Transient transfection of isolated Brugia malayi embryos by biolistics has proven to be useful in defining promoter structure and function in this parasite. However, isolated transfected embryos are developmentally incompetent. A method of producing developmentally competent transfected parasites is therefore needed. We report that L3 parasites can be chemically transfected in situ in the peritoneal cavity of a gerbil with a construct consisting of a secreted luciferase reporter gene containing a promoter, the 3' untranslated region and first intron derived from the B. malayi 70kDa heat shock protein gene. The in situ chemically transfected parasites are developmentally competent, producing adult parasites with an efficiency similar to that obtained from implanted untreated L3s. Cultured adult parasites and progeny microfilariae (mf) derived from L3s transfected with this construct secreted luciferase into the culture medium. When the transfected mf were fed to mosquitoes and the resulting L3s collected, the L3s also secreted luciferase into the culture medium. Progeny mf from transgenic adult parasites contained transgenic DNA, and the transgenic mRNA produced in these parasites was found to be correctly cis- and trans-spliced. In situ chemical transformation thus results in developmentally competent transfected B. malayi in which the transgenic sequences remain transcriptionally active in all life cycle stages and are present in the subsequent generation.
Filariasis; Transfection; HSP70; Transgenesis; Gaussia; Luciferase

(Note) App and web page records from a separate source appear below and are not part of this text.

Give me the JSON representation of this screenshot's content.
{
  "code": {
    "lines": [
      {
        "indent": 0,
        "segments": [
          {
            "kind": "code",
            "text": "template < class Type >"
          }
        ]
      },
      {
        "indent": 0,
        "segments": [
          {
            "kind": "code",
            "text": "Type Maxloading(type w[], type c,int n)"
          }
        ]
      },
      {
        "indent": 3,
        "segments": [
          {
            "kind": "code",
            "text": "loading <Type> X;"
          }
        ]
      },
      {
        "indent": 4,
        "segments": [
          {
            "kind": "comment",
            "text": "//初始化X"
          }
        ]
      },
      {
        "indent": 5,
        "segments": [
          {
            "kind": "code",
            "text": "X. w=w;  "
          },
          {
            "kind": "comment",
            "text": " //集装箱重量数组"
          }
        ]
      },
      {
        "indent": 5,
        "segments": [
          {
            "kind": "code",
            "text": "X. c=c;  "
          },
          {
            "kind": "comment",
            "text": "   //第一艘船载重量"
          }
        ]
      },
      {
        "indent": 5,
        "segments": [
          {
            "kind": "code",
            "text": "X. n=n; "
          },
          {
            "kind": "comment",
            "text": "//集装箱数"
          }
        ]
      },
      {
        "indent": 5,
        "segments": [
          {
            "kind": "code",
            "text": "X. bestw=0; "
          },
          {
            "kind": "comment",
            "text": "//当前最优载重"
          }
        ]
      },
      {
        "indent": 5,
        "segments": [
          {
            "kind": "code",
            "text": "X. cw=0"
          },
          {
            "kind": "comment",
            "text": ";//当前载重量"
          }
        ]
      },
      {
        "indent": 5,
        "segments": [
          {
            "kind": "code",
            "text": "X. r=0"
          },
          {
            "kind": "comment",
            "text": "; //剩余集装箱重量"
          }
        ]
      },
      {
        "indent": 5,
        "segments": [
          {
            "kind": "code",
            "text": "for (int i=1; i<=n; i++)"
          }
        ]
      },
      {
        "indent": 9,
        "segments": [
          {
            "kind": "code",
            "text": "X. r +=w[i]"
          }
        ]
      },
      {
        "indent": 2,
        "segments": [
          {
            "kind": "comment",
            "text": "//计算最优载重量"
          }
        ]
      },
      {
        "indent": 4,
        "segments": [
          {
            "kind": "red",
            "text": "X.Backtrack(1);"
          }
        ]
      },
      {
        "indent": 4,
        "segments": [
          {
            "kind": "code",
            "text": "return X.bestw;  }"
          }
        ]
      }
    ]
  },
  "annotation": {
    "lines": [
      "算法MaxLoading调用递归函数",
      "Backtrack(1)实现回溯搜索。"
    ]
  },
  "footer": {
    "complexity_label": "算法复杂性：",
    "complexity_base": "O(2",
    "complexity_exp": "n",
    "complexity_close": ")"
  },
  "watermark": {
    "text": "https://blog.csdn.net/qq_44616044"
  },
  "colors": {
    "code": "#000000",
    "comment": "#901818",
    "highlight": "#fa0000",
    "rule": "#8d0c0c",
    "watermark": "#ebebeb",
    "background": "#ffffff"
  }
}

Mixed infections with seasonal influenza A virus strains are a common occurrence and an important source of genetic diversity. Prolonged viral shedding, as observed in immunocompromised individuals, can lead to mutational accumulation over extended periods. Recently, drug resistance was reported in immunosuppressed patients infected with the 2009 pandemic influenza A (H1N1) virus within a few days after oseltamivir treatment was initiated. To better understand the evolution and emergence of drug resistance in these circumstances, we used a deep sequencing approach to survey the viral population from an immunosuppressed patient infected with H1N1/2009 influenza and treated with neuraminidase inhibitors. This patient harbored 3 genetic variants from 2 phylogenetically distinct viral clades of pandemic H1N1/2009, strongly suggestive of mixed infection. Strikingly, one of these variants also developed drug resistance de novo in response to oseltamivir treatment. Immunocompromised individuals may, therefore, constitute an important source of genetic and phenotypic diversity, both through mixed infection and de novo mutation.